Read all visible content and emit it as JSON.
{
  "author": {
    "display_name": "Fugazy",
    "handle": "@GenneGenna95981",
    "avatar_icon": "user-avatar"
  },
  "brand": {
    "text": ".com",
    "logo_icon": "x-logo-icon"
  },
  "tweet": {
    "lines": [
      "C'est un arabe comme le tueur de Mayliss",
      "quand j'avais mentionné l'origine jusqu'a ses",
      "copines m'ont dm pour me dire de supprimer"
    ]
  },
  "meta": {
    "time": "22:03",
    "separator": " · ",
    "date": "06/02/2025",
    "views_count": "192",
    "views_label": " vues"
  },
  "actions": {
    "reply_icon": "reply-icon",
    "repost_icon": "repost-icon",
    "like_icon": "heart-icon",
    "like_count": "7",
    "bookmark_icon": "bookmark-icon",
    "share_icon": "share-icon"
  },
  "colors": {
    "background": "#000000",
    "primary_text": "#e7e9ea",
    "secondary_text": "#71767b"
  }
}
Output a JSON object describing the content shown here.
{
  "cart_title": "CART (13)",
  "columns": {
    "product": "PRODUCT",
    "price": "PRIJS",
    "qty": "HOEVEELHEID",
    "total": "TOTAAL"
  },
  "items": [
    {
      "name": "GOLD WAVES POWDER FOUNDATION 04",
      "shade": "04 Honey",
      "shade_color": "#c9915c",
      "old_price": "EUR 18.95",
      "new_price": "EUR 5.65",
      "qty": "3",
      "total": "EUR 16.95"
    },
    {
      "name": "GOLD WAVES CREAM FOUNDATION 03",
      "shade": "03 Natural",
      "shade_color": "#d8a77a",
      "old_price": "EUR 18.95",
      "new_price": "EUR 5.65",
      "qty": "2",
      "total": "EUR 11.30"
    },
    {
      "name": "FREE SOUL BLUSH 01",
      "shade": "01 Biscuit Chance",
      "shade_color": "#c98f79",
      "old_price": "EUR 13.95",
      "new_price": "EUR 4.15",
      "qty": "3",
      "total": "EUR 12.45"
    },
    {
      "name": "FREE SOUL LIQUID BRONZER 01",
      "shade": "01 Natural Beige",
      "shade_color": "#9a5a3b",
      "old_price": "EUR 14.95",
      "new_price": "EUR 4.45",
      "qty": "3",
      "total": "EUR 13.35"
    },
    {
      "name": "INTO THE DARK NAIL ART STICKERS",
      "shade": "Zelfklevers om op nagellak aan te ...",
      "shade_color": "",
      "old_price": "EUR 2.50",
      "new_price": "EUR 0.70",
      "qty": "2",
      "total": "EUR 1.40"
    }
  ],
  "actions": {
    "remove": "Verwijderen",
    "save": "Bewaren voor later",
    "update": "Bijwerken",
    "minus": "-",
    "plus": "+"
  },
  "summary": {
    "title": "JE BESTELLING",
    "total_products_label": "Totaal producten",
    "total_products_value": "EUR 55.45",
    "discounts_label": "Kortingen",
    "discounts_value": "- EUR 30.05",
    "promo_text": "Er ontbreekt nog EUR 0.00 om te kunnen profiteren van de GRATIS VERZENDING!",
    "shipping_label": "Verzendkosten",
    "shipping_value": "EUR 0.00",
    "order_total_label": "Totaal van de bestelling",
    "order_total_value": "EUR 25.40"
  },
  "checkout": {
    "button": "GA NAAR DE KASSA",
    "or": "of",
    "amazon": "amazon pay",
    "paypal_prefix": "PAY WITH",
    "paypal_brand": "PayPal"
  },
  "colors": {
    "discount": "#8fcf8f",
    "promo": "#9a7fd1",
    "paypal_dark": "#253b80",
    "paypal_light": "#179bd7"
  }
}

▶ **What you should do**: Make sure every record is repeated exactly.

▶ **Answer to the problem**:
Read all visible content and emit it as JSON.
{
  "author": {
    "display_name": "Fugazy",
    "handle": "@GenneGenna95981",
    "avatar_icon": "user-avatar"
  },
  "brand": {
    "text": ".com",
    "logo_icon": "x-logo-icon"
  },
  "tweet": {
    "lines": [
      "C'est un arabe comme le tueur de Mayliss",
      "quand j'avais mentionné l'origine jusqu'a ses",
      "copines m'ont dm pour me dire de supprimer"
    ]
  },
  "meta": {
    "time": "22:03",
    "separator": " · ",
    "date": "06/02/2025",
    "views_count": "192",
    "views_label": " vues"
  },
  "actions": {
    "reply_icon": "reply-icon",
    "repost_icon": "repost-icon",
    "like_icon": "heart-icon",
    "like_count": "7",
    "bookmark_icon": "bookmark-icon",
    "share_icon": "share-icon"
  },
  "colors": {
    "background": "#000000",
    "primary_text": "#e7e9ea",
    "secondary_text": "#71767b"
  }
}
Output a JSON object describing the content shown here.
{
  "cart_title": "CART (13)",
  "columns": {
    "product": "PRODUCT",
    "price": "PRIJS",
    "qty": "HOEVEELHEID",
    "total": "TOTAAL"
  },
  "items": [
    {
      "name": "GOLD WAVES POWDER FOUNDATION 04",
      "shade": "04 Honey",
      "shade_color": "#c9915c",
      "old_price": "EUR 18.95",
      "new_price": "EUR 5.65",
      "qty": "3",
      "total": "EUR 16.95"
    },
    {
      "name": "GOLD WAVES CREAM FOUNDATION 03",
      "shade": "03 Natural",
      "shade_color": "#d8a77a",
      "old_price": "EUR 18.95",
      "new_price": "EUR 5.65",
      "qty": "2",
      "total": "EUR 11.30"
    },
    {
      "name": "FREE SOUL BLUSH 01",
      "shade": "01 Biscuit Chance",
      "shade_color": "#c98f79",
      "old_price": "EUR 13.95",
      "new_price": "EUR 4.15",
      "qty": "3",
      "total": "EUR 12.45"
    },
    {
      "name": "FREE SOUL LIQUID BRONZER 01",
      "shade": "01 Natural Beige",
      "shade_color": "#9a5a3b",
      "old_price": "EUR 14.95",
      "new_price": "EUR 4.45",
      "qty": "3",
      "total": "EUR 13.35"
    },
    {
      "name": "INTO THE DARK NAIL ART STICKERS",
      "shade": "Zelfklevers om op nagellak aan te ...",
      "shade_color": "",
      "old_price": "EUR 2.50",
      "new_price": "EUR 0.70",
      "qty": "2",
      "total": "EUR 1.40"
    }
  ],
  "actions": {
    "remove": "Verwijderen",
    "save": "Bewaren voor later",
    "update": "Bijwerken",
    "minus": "-",
    "plus": "+"
  },
  "summary": {
    "title": "JE BESTELLING",
    "total_products_label": "Totaal producten",
    "total_products_value": "EUR 55.45",
    "discounts_label": "Kortingen",
    "discounts_value": "- EUR 30.05",
    "promo_text": "Er ontbreekt nog EUR 0.00 om te kunnen profiteren van de GRATIS VERZENDING!",
    "shipping_label": "Verzendkosten",
    "shipping_value": "EUR 0.00",
    "order_total_label": "Totaal van de bestelling",
    "order_total_value": "EUR 25.40"
  },
  "checkout": {
    "button": "GA NAAR DE KASSA",
    "or": "of",
    "amazon": "amazon pay",
    "paypal_prefix": "PAY WITH",
    "paypal_brand": "PayPal"
  },
  "colors": {
    "discount": "#8fcf8f",
    "promo": "#9a7fd1",
    "paypal_dark": "#253b80",
    "paypal_light": "#179bd7"
  }
}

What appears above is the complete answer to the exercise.